Data records for software interfaces
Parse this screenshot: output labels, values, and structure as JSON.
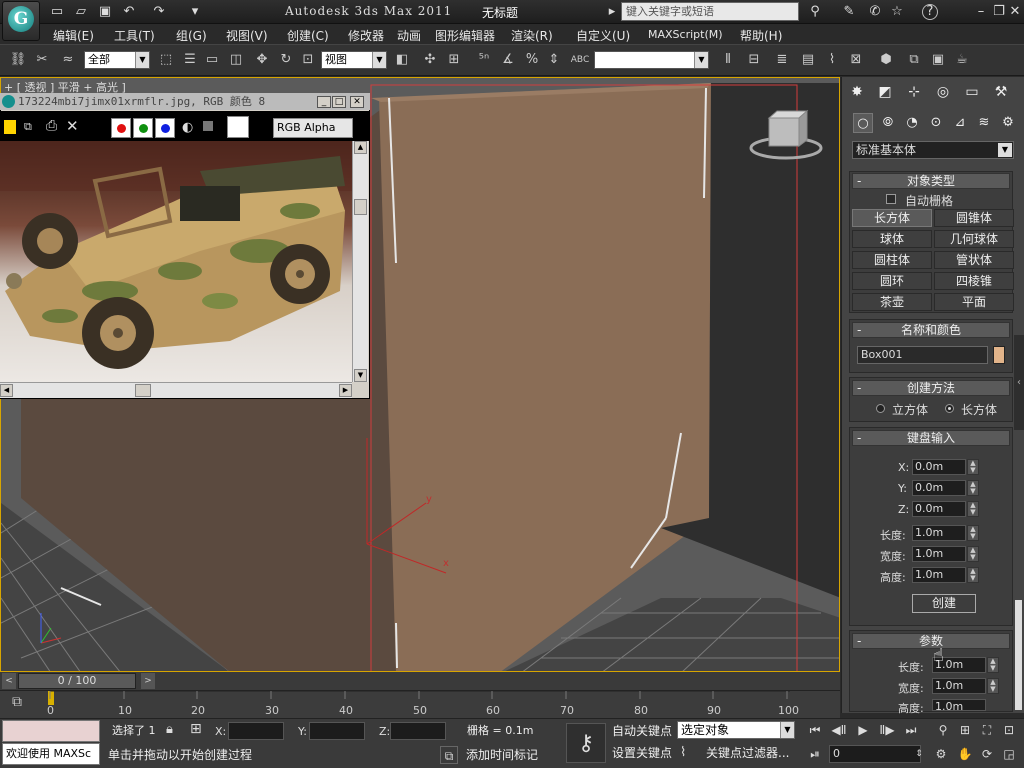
{
  "titlebar": {
    "app_title": "Autodesk 3ds Max  2011",
    "doc_title": "无标题",
    "search_placeholder": "键入关键字或短语",
    "help_label": "?"
  },
  "menu": [
    "编辑(E)",
    "工具(T)",
    "组(G)",
    "视图(V)",
    "创建(C)",
    "修改器",
    "动画",
    "图形编辑器",
    "渲染(R)",
    "自定义(U)",
    "MAXScript(M)",
    "帮助(H)"
  ],
  "toolbar": {
    "selection_filter": "全部",
    "ref_coord": "视图",
    "named_selection": ""
  },
  "viewport": {
    "label": "+ [ 透视 ] 平滑 + 高光 ]",
    "axis_x": "x",
    "axis_y": "y"
  },
  "image_viewer": {
    "title": "173224mbi7jimx01xrmflr.jpg, RGB 颜色 8",
    "channel": "RGB Alpha"
  },
  "command_panel": {
    "category": "标准基本体",
    "object_type": {
      "header": "对象类型",
      "autogrid": "自动栅格",
      "buttons": [
        "长方体",
        "圆锥体",
        "球体",
        "几何球体",
        "圆柱体",
        "管状体",
        "圆环",
        "四棱锥",
        "茶壶",
        "平面"
      ],
      "active": "长方体"
    },
    "name_color": {
      "header": "名称和颜色",
      "name": "Box001",
      "color": "#e2b48a"
    },
    "creation_method": {
      "header": "创建方法",
      "options": [
        "立方体",
        "长方体"
      ],
      "selected": "长方体"
    },
    "keyboard_entry": {
      "header": "键盘输入",
      "fields": [
        {
          "label": "X:",
          "value": "0.0m"
        },
        {
          "label": "Y:",
          "value": "0.0m"
        },
        {
          "label": "Z:",
          "value": "0.0m"
        },
        {
          "label": "长度:",
          "value": "1.0m"
        },
        {
          "label": "宽度:",
          "value": "1.0m"
        },
        {
          "label": "高度:",
          "value": "1.0m"
        }
      ],
      "create_button": "创建"
    },
    "parameters": {
      "header": "参数",
      "fields": [
        {
          "label": "长度:",
          "value": "1.0m"
        },
        {
          "label": "宽度:",
          "value": "1.0m"
        },
        {
          "label": "高度:",
          "value": "1.0m"
        }
      ]
    }
  },
  "timeline": {
    "slider": "0 / 100",
    "ticks": [
      "0",
      "10",
      "20",
      "30",
      "40",
      "50",
      "60",
      "70",
      "80",
      "90",
      "100"
    ]
  },
  "statusbar": {
    "maxscript": "欢迎使用  MAXSc",
    "selected": "选择了 1",
    "x_label": "X:",
    "y_label": "Y:",
    "z_label": "Z:",
    "x_value": "",
    "y_value": "",
    "z_value": "",
    "grid": "栅格 = 0.1m",
    "prompt": "单击并拖动以开始创建过程",
    "add_time_tag": "添加时间标记",
    "auto_key": "自动关键点",
    "set_key": "设置关键点",
    "selected_obj": "选定对象",
    "key_filters": "关键点过滤器...",
    "frame": "0"
  }
}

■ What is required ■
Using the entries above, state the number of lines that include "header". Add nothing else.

■ Written response ■
5